The Yellow Flag programme is a progressive equality and diversity initiative for primary and secondary schools which promotes and supports an environment for interculturalism. See www.yellowflag.ie
www.kenrigby.net – Ken Rigby is an advisor to the Australian government who has written extensively on the issue and provided some strategies and interventions for schools to use. See also:
The Cool School Programme (www.hse.ie) is suitable for second level schools – however it has application for teachers dealing with incidents of bullying in primary schools as well.
Developing a Code of Behaviour: Guidelines for Schools, NEWB, 2008
Stay Safe and Walk Tall Programmes
Working Together for Positive Behaviour, Curriculum Development Unit, Mary Immaculate College, Limerick, 2006.
Working Together, Procedures and Policies for Positive Staff Relations – INTO, 2000
Code of Practice on the Prevention of Workplace Bullying – HSA, 2002(www.hsa.ie)
Circular 22/20 Appeals Procedures under Section 29 of the Education Act, 1998
Education Act, 1998 Section 15 (2(d))
Board of Management Members’ Handbook ( revised 2011), CPSMA
Bullying in the Workplace, Home and School: Questions and Answers Tony Byrne, Kathleen Maguire, Brendan Byrne- Blackhall Publishing 2004
Cotter, P. & McGilloway, S.(2011). Living in an “electronic age”: Cyber bullying among Irish adolescents.
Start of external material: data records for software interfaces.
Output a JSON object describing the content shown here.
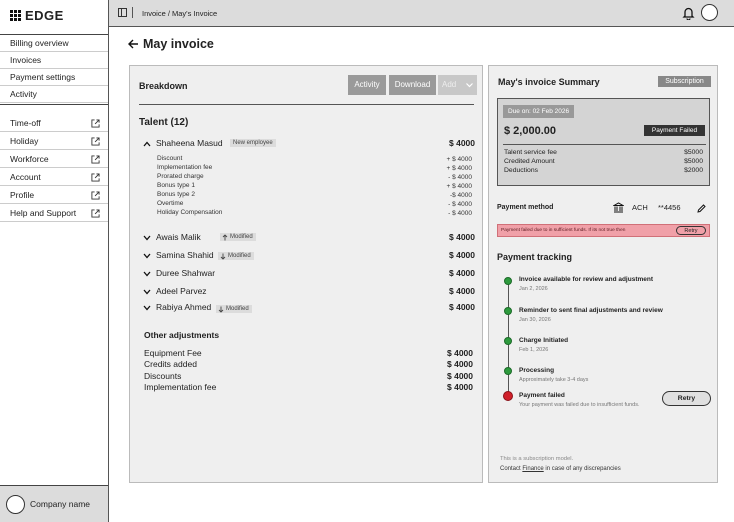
{
  "brand": {
    "name": "EDGE"
  },
  "sidebar": {
    "primary": [
      {
        "label": "Billing overview"
      },
      {
        "label": "Invoices"
      },
      {
        "label": "Payment settings"
      },
      {
        "label": "Activity"
      }
    ],
    "external": [
      {
        "label": "Time-off"
      },
      {
        "label": "Holiday"
      },
      {
        "label": "Workforce"
      },
      {
        "label": "Account"
      },
      {
        "label": "Profile"
      },
      {
        "label": "Help and Support"
      }
    ],
    "company": "Company name"
  },
  "topbar": {
    "breadcrumb": "Invoice / May's Invoice"
  },
  "page": {
    "title": "May invoice"
  },
  "breakdown": {
    "title": "Breakdown",
    "buttons": {
      "activity": "Activity",
      "download": "Download",
      "add": "Add"
    },
    "talent_heading": "Talent (12)",
    "talent": [
      {
        "name": "Shaheena Masud",
        "badge": "New employee",
        "amount": "$ 4000"
      },
      {
        "name": "Awais Malik",
        "badge": "Modified",
        "amount": "$ 4000"
      },
      {
        "name": "Samina Shahid",
        "badge": "Modified",
        "amount": "$ 4000"
      },
      {
        "name": "Duree Shahwar",
        "badge": "",
        "amount": "$ 4000"
      },
      {
        "name": "Adeel Parvez",
        "badge": "",
        "amount": "$ 4000"
      },
      {
        "name": "Rabiya Ahmed",
        "badge": "Modified",
        "amount": "$ 4000"
      }
    ],
    "details": [
      {
        "label": "Discount",
        "amount": "+ $ 4000"
      },
      {
        "label": "Implementation fee",
        "amount": "+ $ 4000"
      },
      {
        "label": "Prorated charge",
        "amount": "- $ 4000"
      },
      {
        "label": "Bonus type 1",
        "amount": "+ $ 4000"
      },
      {
        "label": "Bonus type 2",
        "amount": "-$ 4000"
      },
      {
        "label": "Overtime",
        "amount": "- $ 4000"
      },
      {
        "label": "Holiday Compensation",
        "amount": "- $ 4000"
      }
    ],
    "other_heading": "Other adjustments",
    "other": [
      {
        "label": "Equipment Fee",
        "amount": "$ 4000"
      },
      {
        "label": "Credits added",
        "amount": "$ 4000"
      },
      {
        "label": "Discounts",
        "amount": "$ 4000"
      },
      {
        "label": "Implementation fee",
        "amount": "$ 4000"
      }
    ]
  },
  "summary": {
    "title": "May's invoice Summary",
    "type_badge": "Subscription",
    "due": "Due on: 02 Feb 2026",
    "total": "$ 2,000.00",
    "status": "Payment Failed",
    "lines": [
      {
        "label": "Talent service fee",
        "amount": "$5000"
      },
      {
        "label": "Credited Amount",
        "amount": "$5000"
      },
      {
        "label": "Deductions",
        "amount": "$2000"
      }
    ],
    "payment_method_label": "Payment method",
    "payment_method": "ACH",
    "account_masked": "**4456",
    "alert": "Payment failed due to in sufficient funds. If its not true then",
    "alert_retry": "Retry",
    "tracking_title": "Payment tracking",
    "tracking": [
      {
        "title": "Invoice available for review and adjustment",
        "date": "Jan 2, 2026",
        "status": "done"
      },
      {
        "title": "Reminder to sent final adjustments and review",
        "date": "Jan 30, 2026",
        "status": "done"
      },
      {
        "title": "Charge Initiated",
        "date": "Feb 1, 2026",
        "status": "done"
      },
      {
        "title": "Processing",
        "date": "Approximately take 3-4 days",
        "status": "done"
      },
      {
        "title": "Payment failed",
        "date": "Your payment was failed due to insufficient funds.",
        "status": "failed"
      }
    ],
    "retry": "Retry",
    "footer_note": "This is a subscription model.",
    "footer_contact_prefix": "Contact",
    "footer_contact_link": "Finance",
    "footer_contact_suffix": "in case of any discrepancies"
  },
  "colors": {
    "success": "#2e9a3e",
    "danger": "#d0202a",
    "alert_bg": "#f0a0a8"
  }
}
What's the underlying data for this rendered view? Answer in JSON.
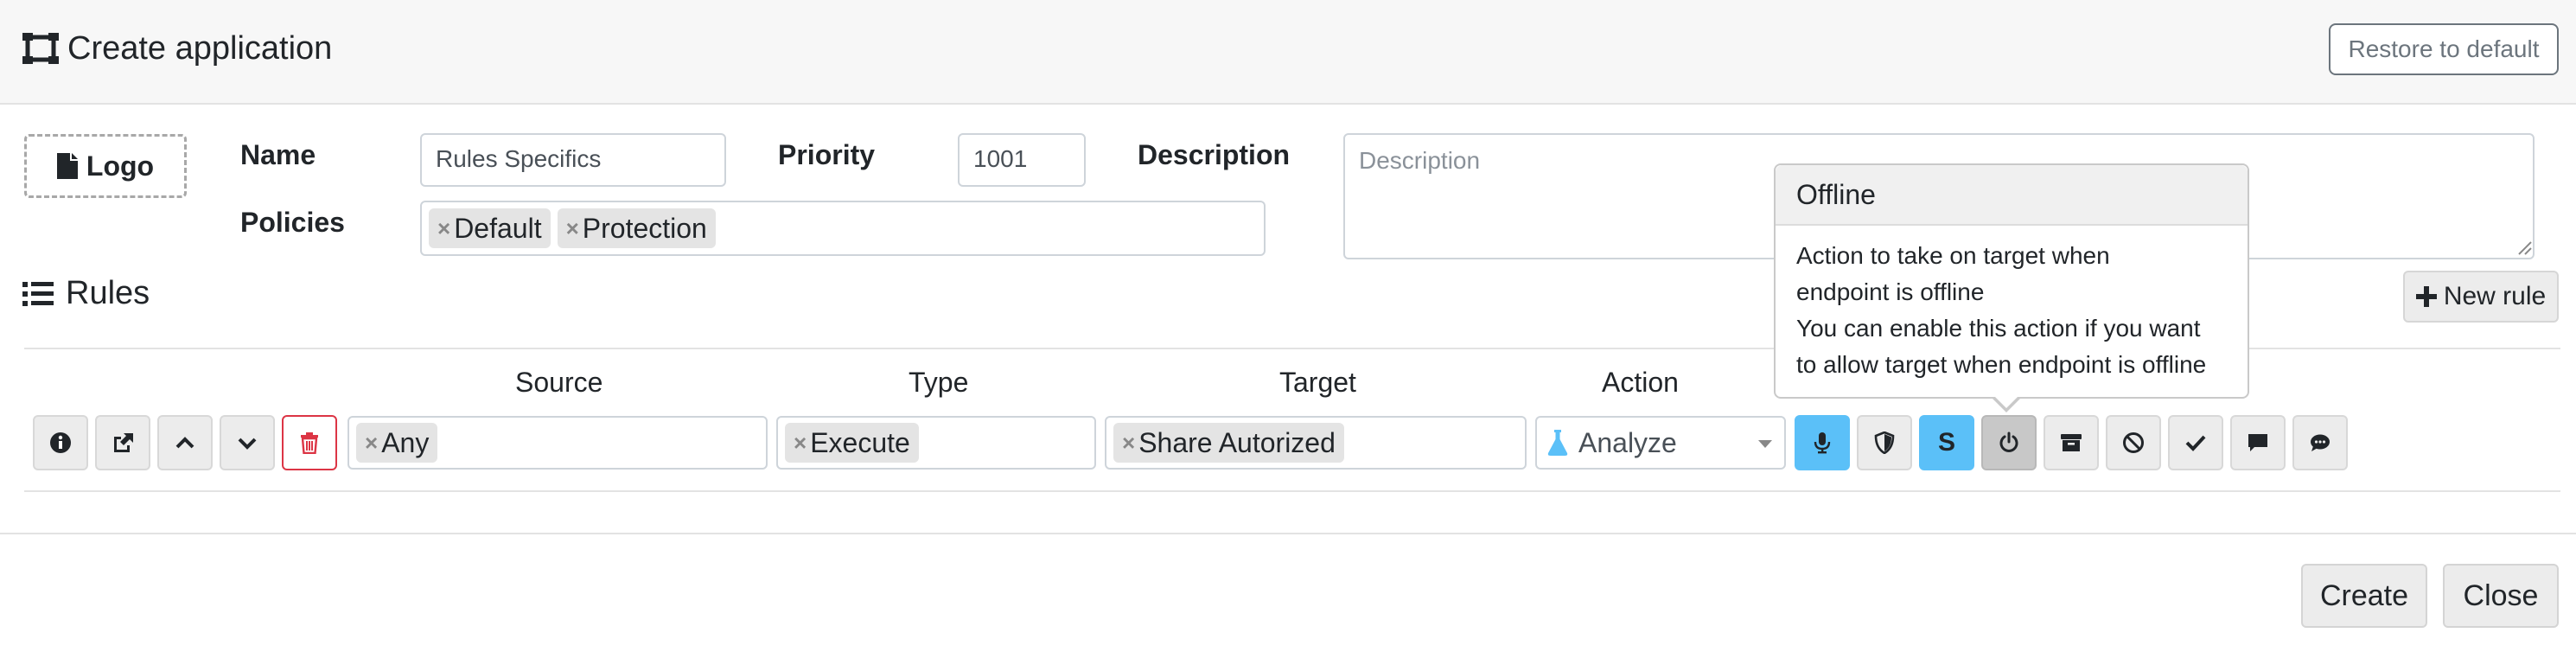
{
  "header": {
    "title": "Create application",
    "restore_label": "Restore to default"
  },
  "form": {
    "logo_label": "Logo",
    "name_label": "Name",
    "name_value": "Rules Specifics",
    "priority_label": "Priority",
    "priority_value": "1001",
    "description_label": "Description",
    "description_placeholder": "Description",
    "policies_label": "Policies",
    "policies": [
      "Default",
      "Protection"
    ]
  },
  "rules": {
    "heading": "Rules",
    "new_rule_label": "New rule",
    "columns": {
      "source": "Source",
      "type": "Type",
      "target": "Target",
      "action": "Action"
    },
    "row": {
      "source": "Any",
      "type": "Execute",
      "target": "Share Autorized",
      "action": "Analyze"
    },
    "row_buttons": [
      "info-icon",
      "share-icon",
      "chevron-up-icon",
      "chevron-down-icon",
      "trash-icon"
    ],
    "option_buttons": [
      "microphone-icon",
      "shield-icon",
      "S",
      "power-icon",
      "archive-icon",
      "ban-icon",
      "check-icon",
      "comment-icon",
      "comments-icon"
    ],
    "option_s_label": "S"
  },
  "popover": {
    "title": "Offline",
    "lines": [
      "Action to take on target when",
      "endpoint is offline",
      "You can enable this action if you want",
      "to allow target when endpoint is offline"
    ]
  },
  "footer": {
    "create_label": "Create",
    "close_label": "Close"
  },
  "colors": {
    "info": "#5bc0f8",
    "danger": "#dc3545",
    "active": "#c8c8c8"
  }
}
Irish Journal of Education, 39, 44-56.
Department of Children and Youth Affairs (2012) State of the Nation’s Children: Ireland 2012. Dublin: Government Publications.
Department of Education and Skills (2013). Action Plan on Bullying: Report of the Anti-Bullying Working Group to the Minister of Education and Skills.
Education (Welfare) Act, 2000 Section 23(1 – 5), 24(1 – 5)
Macintyre, Christine. (2009) Bullying and Young Children Routledge
Mayock, P. et al (2009). Supporting LGBT Lives: A Study of the Mental Health and Well-Being of Lesbian, Gay, and Bisexual and Transgender People. Dublin: Gay and Lesbian Equality Network (GLEN) and BeLonG To Youth Service.
Ombudsman for Children (2012). Dealing with bullying in schools. A consultation with children & young people. Dublin: Ombudsman for Children’s Office.
O Moore, M. (2010) Understanding School Bullying – A guide for Parents Veritas
O Moore, M. (2012) Cyber Bullying: the situation in Ireland. Pastoral Care in Education: and international journal of personal, social and emotional development.
O Moore, M. and Stevens (2013). Bullying in Irish Education. Cork University Press.
O’Neill B., Grehan S. & Olafson K. (2011). Risks and safety for children on the Internet: the Ireland report. LSE, London: EU Kids Online p.34. Livingstone S., Haddon L., Gorzig A, &
Olafson K. (2011). Risks and safety on the Internet. The perspectives of European Children. Full findings. LSE, London: EU Kids Online, p.61-71.
The Equality Authority, 2005. Schools and the Equal Status Act:
Williams et al (2009). Growing up in Ireland: National Longitudinal Study of Children – The lives of 9 Year Olds. Dublin: The Stationery Office.
Stories for use in the classroom: